=== Section Start ===
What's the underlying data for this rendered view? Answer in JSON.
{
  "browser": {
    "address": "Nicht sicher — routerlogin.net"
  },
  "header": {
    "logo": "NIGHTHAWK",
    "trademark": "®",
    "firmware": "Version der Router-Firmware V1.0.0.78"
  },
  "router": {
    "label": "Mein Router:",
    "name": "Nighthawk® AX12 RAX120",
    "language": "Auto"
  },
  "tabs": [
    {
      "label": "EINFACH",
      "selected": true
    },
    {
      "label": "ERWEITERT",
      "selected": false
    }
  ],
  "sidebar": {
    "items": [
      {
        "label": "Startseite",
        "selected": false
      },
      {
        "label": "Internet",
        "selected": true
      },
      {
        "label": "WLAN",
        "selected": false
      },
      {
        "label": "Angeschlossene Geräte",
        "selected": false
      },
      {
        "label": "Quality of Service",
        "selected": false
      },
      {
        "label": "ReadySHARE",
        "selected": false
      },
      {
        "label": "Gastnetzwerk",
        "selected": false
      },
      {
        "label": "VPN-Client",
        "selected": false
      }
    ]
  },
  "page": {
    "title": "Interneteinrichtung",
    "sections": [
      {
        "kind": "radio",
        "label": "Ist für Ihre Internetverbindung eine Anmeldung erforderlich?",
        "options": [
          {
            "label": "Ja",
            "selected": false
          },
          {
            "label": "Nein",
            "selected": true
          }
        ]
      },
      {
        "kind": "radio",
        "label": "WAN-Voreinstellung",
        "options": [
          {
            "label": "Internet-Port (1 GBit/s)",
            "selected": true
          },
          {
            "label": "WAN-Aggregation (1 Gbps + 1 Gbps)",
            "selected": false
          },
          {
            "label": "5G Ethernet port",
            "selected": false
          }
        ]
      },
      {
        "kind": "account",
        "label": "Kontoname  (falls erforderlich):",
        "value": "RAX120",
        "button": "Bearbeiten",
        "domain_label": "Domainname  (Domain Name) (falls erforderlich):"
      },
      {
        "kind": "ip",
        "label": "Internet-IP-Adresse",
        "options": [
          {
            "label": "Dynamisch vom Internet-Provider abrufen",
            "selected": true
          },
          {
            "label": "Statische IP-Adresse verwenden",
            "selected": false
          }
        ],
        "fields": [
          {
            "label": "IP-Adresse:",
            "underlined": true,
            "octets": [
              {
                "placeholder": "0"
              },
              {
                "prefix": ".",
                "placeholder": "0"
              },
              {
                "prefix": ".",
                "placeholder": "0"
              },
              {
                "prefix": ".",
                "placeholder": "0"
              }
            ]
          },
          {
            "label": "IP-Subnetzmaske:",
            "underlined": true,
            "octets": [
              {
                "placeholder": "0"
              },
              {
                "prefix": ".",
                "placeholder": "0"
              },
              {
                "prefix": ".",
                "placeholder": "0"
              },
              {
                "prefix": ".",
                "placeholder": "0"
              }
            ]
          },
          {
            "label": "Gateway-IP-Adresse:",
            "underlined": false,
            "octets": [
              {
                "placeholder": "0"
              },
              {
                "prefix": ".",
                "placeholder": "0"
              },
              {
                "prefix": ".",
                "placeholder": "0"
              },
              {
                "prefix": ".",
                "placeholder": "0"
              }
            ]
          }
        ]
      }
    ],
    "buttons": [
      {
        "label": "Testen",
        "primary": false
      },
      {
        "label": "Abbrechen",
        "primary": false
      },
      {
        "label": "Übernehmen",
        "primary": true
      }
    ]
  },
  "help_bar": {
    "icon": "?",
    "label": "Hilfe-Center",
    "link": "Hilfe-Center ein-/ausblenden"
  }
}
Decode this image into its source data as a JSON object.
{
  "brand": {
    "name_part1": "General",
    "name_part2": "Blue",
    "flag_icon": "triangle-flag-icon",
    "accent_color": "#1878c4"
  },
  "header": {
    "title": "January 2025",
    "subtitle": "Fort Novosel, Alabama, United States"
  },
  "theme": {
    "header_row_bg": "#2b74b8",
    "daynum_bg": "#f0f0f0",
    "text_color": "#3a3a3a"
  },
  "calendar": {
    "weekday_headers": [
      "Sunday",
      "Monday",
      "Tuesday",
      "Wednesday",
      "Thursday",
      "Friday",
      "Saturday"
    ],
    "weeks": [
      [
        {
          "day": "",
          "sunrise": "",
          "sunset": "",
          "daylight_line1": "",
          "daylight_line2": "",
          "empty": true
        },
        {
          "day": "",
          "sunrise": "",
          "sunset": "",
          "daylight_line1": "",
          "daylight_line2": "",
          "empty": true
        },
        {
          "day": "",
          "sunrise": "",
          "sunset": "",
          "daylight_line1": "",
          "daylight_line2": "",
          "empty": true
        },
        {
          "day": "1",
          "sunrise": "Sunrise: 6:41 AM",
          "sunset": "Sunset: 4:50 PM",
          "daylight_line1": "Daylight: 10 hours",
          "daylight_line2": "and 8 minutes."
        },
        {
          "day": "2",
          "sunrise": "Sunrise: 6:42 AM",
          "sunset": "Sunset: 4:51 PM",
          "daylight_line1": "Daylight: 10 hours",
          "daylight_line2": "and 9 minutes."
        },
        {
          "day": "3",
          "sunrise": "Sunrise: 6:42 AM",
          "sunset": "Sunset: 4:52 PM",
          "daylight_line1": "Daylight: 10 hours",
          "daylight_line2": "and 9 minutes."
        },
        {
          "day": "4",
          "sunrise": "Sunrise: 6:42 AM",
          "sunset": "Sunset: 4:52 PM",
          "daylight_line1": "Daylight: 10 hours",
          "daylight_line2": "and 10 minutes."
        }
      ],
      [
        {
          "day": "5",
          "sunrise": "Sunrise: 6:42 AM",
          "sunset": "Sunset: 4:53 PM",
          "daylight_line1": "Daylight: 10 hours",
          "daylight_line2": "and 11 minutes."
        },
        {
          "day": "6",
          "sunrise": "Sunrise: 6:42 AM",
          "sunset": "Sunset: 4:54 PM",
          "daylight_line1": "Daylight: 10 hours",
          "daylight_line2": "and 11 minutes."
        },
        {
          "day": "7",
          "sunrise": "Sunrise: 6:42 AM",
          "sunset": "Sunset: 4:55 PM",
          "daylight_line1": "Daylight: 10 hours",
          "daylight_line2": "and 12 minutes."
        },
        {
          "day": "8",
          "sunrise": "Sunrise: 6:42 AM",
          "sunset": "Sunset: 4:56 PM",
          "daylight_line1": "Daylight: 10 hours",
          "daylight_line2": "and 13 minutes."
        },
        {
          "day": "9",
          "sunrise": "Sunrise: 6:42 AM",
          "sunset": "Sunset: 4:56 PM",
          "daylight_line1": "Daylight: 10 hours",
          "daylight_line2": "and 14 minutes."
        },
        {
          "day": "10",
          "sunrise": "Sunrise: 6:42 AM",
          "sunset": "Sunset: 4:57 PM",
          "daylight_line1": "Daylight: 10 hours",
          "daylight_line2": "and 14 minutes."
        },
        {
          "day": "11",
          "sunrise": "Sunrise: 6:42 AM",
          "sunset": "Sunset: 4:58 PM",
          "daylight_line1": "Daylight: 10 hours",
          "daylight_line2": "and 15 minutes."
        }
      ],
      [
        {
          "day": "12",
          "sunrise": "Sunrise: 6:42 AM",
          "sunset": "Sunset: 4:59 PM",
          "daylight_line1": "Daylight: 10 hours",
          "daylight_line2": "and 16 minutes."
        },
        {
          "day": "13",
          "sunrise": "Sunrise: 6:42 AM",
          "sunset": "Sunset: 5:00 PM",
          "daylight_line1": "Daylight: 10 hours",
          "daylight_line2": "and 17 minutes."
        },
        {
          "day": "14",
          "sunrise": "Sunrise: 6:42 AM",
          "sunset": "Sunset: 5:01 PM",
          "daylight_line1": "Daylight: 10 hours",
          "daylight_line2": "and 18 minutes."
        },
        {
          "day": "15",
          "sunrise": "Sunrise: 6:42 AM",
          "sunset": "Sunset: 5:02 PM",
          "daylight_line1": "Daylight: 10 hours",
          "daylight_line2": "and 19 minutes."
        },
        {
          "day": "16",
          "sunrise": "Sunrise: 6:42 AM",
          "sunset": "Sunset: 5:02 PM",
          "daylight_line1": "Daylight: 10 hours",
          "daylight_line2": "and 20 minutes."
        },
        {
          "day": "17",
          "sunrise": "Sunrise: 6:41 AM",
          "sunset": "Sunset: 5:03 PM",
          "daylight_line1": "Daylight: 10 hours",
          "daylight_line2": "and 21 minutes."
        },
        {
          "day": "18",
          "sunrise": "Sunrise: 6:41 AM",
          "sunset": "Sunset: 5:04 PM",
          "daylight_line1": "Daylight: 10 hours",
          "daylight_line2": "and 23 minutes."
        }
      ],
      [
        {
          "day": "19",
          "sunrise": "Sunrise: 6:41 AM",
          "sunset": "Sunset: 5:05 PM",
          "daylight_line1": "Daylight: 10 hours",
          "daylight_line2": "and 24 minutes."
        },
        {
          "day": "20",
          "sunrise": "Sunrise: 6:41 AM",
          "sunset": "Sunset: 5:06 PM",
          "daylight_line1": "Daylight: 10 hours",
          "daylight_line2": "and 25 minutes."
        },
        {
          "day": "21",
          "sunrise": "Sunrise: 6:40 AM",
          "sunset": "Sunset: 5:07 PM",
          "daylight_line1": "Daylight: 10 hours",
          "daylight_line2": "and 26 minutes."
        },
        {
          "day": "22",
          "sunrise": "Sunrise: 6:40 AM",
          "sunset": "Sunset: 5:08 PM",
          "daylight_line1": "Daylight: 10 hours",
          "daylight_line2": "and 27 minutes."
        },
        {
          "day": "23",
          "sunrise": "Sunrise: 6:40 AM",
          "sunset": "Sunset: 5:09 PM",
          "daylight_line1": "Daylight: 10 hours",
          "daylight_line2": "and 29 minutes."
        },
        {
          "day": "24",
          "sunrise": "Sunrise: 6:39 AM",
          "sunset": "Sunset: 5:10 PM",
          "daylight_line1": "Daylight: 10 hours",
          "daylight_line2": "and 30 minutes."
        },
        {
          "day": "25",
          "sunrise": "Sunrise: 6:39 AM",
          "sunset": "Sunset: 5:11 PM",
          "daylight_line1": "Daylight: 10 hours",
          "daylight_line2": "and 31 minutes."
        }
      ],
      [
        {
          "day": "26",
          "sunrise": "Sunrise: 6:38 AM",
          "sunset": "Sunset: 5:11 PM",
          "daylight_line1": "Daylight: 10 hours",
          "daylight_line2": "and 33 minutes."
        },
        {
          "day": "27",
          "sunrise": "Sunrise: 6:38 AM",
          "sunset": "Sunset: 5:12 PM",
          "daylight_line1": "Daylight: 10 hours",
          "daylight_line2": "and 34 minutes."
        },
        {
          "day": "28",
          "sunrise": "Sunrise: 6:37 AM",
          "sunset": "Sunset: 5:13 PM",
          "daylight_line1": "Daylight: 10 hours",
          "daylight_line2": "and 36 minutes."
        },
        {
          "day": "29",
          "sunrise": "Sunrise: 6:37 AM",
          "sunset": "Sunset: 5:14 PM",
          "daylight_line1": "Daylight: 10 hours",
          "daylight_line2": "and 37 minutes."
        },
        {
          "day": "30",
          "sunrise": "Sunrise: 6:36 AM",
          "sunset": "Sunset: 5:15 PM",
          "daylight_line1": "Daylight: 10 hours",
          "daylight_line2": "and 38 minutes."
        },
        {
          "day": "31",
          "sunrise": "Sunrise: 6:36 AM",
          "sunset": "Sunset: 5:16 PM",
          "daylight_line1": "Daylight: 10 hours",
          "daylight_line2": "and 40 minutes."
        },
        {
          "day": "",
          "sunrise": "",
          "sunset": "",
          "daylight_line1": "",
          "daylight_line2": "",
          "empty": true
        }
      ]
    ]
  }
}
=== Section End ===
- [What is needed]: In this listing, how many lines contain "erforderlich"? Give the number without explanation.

- [Solution to the exercise]: 3